IMPLEMENTING AND MANAGING SIX SIGMA
Charles A. Aubrey II
APQO President and ASQ Past President, USA
The six sigma approach to managing, assuring and improving quality has taken on world-wide proportions. It has been with us now, publicly since 1988 when Motorola won the Malcolm Baldrige Excellence Award. It can no longer be considered the “flavor-of-the- month” managerial technique. In the Americas, Europe, Asia and the Middle East six sigma is being practiced effectively and is generating significant breakthrough results.
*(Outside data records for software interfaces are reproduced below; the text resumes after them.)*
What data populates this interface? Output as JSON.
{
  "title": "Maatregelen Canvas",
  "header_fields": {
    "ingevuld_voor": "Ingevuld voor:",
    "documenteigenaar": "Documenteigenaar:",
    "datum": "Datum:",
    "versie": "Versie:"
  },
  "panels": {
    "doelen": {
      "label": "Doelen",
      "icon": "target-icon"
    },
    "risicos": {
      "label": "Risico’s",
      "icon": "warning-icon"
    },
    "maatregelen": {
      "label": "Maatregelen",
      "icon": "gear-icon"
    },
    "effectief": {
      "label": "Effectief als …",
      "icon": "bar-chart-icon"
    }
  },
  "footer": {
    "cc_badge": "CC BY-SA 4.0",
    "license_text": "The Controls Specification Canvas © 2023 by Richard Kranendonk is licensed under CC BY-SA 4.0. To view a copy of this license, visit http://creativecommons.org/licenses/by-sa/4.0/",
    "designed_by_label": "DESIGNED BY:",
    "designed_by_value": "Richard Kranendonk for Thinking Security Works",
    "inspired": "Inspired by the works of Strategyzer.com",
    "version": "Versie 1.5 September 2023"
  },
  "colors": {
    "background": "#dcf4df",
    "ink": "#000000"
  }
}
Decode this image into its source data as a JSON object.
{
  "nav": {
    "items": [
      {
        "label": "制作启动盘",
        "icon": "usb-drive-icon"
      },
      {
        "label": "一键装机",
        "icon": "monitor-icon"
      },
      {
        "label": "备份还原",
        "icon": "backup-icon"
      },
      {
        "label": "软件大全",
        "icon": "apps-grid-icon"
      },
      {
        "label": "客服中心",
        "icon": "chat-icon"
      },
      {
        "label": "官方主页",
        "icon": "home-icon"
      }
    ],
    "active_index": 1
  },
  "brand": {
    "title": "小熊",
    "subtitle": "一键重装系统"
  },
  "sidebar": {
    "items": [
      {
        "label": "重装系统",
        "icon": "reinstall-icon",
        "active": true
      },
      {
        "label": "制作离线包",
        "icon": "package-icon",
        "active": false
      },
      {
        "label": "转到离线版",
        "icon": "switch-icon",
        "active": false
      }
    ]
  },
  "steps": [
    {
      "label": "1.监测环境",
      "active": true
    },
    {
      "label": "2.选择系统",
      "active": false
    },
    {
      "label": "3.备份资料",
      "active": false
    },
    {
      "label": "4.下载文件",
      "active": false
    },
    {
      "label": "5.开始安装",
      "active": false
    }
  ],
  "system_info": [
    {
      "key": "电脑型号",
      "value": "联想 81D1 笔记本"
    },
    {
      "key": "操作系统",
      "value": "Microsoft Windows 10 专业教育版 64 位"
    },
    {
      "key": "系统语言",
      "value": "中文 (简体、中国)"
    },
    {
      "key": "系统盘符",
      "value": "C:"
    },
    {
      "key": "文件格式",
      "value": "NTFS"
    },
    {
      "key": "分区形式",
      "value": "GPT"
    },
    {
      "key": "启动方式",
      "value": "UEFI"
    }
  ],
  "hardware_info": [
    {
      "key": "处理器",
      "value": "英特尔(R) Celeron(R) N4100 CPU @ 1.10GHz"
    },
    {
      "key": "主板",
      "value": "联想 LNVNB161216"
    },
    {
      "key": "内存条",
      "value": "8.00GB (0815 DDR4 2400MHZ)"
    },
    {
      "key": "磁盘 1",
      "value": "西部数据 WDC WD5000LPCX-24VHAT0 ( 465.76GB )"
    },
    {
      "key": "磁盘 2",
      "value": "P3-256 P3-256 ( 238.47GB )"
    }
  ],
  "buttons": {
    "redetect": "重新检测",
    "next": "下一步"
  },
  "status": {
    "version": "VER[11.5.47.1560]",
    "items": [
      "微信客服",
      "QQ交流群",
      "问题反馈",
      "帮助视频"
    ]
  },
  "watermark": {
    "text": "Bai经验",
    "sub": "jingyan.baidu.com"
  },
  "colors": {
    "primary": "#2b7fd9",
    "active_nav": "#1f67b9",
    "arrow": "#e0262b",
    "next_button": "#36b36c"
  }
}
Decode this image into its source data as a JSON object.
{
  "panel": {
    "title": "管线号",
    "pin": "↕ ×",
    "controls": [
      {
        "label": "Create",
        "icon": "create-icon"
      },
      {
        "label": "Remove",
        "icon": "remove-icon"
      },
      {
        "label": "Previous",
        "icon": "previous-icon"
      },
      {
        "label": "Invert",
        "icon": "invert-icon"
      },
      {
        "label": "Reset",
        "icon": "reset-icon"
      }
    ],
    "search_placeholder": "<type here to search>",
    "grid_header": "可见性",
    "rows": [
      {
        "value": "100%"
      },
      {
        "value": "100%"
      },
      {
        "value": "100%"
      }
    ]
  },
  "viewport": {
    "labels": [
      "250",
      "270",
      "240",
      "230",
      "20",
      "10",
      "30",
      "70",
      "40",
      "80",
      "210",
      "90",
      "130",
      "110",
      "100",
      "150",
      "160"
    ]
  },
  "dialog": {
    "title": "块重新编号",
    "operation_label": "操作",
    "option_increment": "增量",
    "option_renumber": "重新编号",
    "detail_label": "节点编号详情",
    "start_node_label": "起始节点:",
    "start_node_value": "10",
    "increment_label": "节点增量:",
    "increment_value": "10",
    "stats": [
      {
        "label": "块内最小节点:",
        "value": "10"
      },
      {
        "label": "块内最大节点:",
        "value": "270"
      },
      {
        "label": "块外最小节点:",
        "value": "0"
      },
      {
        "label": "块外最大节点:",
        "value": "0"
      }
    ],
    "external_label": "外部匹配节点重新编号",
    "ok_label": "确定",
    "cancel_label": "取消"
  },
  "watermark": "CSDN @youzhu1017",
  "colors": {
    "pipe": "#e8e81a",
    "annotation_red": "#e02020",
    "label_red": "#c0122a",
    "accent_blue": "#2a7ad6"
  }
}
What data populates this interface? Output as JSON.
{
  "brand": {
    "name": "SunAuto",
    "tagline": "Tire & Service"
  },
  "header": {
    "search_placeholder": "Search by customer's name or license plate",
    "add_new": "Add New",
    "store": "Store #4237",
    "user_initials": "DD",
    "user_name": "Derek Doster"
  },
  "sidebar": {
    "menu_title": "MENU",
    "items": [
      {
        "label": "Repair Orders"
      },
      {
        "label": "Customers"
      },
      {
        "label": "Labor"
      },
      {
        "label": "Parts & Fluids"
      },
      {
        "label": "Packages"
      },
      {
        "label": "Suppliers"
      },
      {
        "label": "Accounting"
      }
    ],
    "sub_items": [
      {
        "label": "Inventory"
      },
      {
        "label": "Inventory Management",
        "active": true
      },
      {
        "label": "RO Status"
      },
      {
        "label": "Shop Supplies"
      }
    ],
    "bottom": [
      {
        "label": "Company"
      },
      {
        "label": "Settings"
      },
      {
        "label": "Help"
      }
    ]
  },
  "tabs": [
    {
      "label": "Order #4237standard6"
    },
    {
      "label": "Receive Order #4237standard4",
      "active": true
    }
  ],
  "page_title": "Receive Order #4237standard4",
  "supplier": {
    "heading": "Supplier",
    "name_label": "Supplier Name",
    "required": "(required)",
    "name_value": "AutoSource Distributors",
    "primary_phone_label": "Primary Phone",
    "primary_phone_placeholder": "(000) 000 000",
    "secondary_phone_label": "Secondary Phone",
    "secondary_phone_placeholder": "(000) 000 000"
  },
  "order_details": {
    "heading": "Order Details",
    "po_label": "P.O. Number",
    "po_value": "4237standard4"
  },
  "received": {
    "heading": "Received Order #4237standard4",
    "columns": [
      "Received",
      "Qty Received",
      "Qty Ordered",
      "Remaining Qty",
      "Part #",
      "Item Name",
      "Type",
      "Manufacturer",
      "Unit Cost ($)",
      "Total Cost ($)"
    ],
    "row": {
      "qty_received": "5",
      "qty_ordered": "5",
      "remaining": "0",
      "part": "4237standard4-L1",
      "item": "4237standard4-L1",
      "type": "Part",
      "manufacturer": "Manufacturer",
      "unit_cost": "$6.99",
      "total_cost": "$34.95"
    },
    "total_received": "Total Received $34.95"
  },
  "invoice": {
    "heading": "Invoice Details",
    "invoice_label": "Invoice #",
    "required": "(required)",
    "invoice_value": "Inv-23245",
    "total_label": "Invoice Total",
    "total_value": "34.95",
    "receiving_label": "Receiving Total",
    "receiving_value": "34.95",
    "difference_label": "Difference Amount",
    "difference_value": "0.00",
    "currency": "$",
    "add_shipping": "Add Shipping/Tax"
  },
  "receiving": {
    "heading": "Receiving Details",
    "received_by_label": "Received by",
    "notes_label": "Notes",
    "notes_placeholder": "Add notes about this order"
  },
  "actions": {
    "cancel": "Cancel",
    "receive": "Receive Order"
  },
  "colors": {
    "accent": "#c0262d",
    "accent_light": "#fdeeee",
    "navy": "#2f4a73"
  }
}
Six sigma is effectively the best practices that have emerged from a combination of past techniques and approaches such as Statistical Process Control, Total Quality Management, Quality Circles, Participative Management, Management By Objectives, Toyota Production System and others. The great difference is that these best practices have been codified into “bodies of knowledge”, that so far, have been standardized worldwide. These are commonly know as yellow belts, green belts, black belts, master black belts, champions and sponsors,
Of course Motorola provided the proof that the three sigma constraint was no longer valid and that six sigma performance could be achieved through continuous improvement-a significant contribution. Performing at 99.9997 percent yield or no more then 3 defects per million opportunities or cost of poor quality at less then one half of 1% or 98% very satisfied customers is still elusive for many organization but it is within their sights.
Keys to an effective six sigma process are in the details of how it is practiced. It uses five steps called DMAIC or Define, Measure, Analyze, Improve (Implement) and Control. Within these steps are important approaches. These include clearly defined roles and a supporting infrastructure that is integrated into the leadership process of the organization.
Strategy and customer needs prioritize the improvement opportunities that are necessary and critical-to-quality (CTQ’s) elements determine what level of performance improvement must reach.
Measurement, data analysis and process management provide, along with creative techniques such as brain writing, analogies, idea boxes and morphological charts, the engines to propel the breakthrough thinking and change management. Significant performance results are achieved through this toolbox of best practices.